An oncology report from Glaxo (GSK ) (+1.47%) was received positively. AWG (+2.4%) said first half turnover rose 6.6% to £889.6 million, operating profit was up 28.8% to £192.1 million, ahead of estimates. Old Mutual (+1.16%) said it was lowering the acceptance level required for its Skandia bid. United Utilities (-0.15%) reported in-line earnings, and will speed up disposal of telecoms unit. An MFI (+2.34%) update showed the poor state of the UK retail market. The company said operating profit will be at the low end of market estimates. Kingfisher (-0.89%) suffered a downgrade from JP Morgan but Corus (CGA )(+6.28%) rose on the back of a slew of upgrades.
Germany: The Xetra-Dax index also closed positively. In Frankfurt, financials fared especially well: Munich Re (+5.19%), Allianz (AZ ) (+1.91%), Deutsche Bank (DB ) (+1.58%). Munich Re also got a boost from market talk that it is considering placing its 4.7% in Allianz. ThyssenKrupp (+0.23%) posted pretax profit of €1.8 billion, a tad higher than market estimates of around €1.74 billion. Revenues came in at €42.1 billion, in line with estimates. The steelmaker said it is on track to meet its mid-term €50 billion revenue target and forecast fiscal 2006 pretax profit of around €1.5 billion, ex items. It plans a €0.80 dividend.
Meanwhile, MediGene jumped 5.89% thanks to the FDA application acceptance for polyphenon E ointment, which is used to treat genital warts. Porsche (+2.06%) sped along thanks to its strongest ever November sales. In addition, the automotive firm sold its roof business to Magna for €170 million to focus on core businesses.
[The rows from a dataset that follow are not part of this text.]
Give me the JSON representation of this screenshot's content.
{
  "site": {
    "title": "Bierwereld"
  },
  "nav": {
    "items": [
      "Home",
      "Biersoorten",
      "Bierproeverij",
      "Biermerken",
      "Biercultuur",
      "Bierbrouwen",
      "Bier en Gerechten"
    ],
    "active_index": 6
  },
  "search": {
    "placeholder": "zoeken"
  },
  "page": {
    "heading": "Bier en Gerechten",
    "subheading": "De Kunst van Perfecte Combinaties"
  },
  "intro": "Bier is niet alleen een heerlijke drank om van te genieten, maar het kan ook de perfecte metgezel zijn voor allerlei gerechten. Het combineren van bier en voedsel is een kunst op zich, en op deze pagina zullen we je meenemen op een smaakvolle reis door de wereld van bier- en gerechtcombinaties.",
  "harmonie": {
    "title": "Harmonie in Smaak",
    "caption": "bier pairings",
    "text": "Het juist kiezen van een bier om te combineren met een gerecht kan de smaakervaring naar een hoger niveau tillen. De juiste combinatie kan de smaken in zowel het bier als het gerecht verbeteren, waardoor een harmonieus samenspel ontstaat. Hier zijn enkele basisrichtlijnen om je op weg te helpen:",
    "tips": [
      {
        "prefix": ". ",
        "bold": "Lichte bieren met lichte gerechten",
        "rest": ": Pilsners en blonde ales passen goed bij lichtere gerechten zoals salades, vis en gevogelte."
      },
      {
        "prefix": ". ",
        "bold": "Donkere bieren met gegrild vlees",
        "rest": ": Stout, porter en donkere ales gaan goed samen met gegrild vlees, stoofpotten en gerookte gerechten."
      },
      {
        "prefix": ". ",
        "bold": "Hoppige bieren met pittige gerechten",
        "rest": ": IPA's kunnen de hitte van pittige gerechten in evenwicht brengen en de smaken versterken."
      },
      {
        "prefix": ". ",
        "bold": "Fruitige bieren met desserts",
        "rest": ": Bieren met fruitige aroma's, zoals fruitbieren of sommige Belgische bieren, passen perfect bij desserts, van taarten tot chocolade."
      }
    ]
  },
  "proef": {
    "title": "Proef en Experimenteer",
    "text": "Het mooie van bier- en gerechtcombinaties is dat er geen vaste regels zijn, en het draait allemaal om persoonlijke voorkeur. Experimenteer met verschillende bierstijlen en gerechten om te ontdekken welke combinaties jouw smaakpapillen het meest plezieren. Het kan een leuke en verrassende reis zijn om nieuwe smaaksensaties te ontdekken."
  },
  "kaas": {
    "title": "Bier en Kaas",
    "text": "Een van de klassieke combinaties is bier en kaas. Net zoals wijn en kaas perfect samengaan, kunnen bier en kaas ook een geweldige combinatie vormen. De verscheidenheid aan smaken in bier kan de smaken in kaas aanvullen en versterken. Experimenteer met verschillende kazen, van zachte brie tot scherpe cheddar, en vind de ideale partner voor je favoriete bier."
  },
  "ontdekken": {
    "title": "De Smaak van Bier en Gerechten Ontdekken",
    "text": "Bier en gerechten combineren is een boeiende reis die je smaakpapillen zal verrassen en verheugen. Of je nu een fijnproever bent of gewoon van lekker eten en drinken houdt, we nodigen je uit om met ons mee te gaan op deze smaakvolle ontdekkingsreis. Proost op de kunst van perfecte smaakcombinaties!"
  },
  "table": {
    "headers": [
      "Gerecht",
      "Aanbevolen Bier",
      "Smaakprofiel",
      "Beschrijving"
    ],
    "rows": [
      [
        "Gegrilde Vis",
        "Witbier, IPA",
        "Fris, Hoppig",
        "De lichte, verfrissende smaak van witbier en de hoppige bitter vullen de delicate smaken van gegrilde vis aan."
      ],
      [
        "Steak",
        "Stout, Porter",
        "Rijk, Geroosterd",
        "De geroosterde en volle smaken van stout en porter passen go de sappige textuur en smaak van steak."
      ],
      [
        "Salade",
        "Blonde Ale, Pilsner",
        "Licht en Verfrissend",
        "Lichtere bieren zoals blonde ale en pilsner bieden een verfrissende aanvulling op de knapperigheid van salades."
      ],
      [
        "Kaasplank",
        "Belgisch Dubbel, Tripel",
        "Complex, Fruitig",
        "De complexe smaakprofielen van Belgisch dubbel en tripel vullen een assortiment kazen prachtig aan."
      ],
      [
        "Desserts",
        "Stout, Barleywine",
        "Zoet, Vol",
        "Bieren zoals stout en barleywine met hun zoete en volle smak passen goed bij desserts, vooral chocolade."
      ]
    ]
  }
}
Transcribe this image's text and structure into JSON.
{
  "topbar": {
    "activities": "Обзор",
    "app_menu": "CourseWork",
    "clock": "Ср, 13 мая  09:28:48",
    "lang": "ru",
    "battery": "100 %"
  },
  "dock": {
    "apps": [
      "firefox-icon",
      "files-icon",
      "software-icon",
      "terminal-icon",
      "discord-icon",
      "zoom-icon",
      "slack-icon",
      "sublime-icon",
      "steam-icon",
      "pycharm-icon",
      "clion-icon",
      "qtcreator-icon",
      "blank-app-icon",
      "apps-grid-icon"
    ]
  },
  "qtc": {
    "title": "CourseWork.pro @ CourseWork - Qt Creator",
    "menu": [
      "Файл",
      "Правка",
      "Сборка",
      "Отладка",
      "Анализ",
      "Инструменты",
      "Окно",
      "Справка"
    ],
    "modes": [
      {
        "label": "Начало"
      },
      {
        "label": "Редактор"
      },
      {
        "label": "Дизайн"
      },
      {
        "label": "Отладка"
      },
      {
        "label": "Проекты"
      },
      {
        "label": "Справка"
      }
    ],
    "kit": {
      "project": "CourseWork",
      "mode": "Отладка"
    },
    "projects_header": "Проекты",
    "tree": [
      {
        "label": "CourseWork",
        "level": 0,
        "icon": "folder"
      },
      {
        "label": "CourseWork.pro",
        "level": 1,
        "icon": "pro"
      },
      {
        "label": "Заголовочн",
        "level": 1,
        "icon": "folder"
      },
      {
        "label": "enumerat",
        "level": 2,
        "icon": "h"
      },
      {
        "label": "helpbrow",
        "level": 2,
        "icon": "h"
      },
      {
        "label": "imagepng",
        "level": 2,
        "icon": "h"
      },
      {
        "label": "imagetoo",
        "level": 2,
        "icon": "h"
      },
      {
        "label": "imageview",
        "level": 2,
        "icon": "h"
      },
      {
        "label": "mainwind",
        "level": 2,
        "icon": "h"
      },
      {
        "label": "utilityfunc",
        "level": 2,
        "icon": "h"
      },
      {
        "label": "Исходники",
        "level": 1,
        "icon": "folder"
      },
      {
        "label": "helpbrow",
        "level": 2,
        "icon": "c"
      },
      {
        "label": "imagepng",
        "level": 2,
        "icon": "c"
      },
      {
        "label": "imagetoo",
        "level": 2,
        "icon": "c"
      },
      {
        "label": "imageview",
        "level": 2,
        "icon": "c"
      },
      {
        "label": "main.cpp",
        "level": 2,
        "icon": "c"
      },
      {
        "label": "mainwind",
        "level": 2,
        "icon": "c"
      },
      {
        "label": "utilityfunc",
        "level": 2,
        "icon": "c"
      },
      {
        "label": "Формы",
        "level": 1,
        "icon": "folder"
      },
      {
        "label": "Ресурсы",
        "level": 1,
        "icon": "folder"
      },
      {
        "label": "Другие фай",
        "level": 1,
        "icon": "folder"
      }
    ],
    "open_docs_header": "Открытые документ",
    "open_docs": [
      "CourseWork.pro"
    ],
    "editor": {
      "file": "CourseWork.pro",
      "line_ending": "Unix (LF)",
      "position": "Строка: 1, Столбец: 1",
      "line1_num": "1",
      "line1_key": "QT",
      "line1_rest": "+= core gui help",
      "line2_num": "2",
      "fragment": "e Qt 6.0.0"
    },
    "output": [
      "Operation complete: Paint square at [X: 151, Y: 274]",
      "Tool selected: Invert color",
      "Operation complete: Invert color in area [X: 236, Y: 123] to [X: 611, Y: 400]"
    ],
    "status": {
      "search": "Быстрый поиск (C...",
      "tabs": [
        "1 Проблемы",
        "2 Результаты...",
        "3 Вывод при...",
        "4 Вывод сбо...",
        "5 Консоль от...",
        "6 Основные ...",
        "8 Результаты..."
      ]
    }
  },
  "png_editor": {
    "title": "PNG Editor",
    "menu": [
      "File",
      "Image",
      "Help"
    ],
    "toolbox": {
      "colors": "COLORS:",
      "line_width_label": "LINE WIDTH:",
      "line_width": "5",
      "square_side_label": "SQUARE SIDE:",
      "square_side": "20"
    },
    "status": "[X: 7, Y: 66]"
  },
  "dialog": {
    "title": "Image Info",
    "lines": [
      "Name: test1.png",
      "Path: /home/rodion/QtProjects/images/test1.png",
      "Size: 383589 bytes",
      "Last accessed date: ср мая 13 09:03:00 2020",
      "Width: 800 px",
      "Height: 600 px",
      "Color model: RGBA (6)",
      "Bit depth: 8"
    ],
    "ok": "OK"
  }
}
Elsewhere: Nordic stocks posted strong gains. Newsflow focused on analyst presentations at several groups, with Nokia's (NOK )(+0.72%) CMD in New York taking centre stage. Analysts feared that the Finnish group may adjust or push-out margin targets for the devices and networks businesses.
The SMI (+1.75%) settled firmly above the 7,500 mark, supported by better-than-expected Swiss third quarter GDP. Among SMI stocks, Swiss Life (+4.28%) led the gainers as it confirmed its goal of posting a net profit of CHF1 billion by 2008 and a return on equity of over 10%.
Prepared by Zaida Espana, Valerie Vidal, Michael Sanderson, Mariella Mongio, Alexander Wisch, Holly Cook, Emma Stevenson, Pawan Girglani, Julien Manrique, and Rocio Opazo-Aniotz (Standard & Poor's); Alex Halperin (BusinessWeek Online)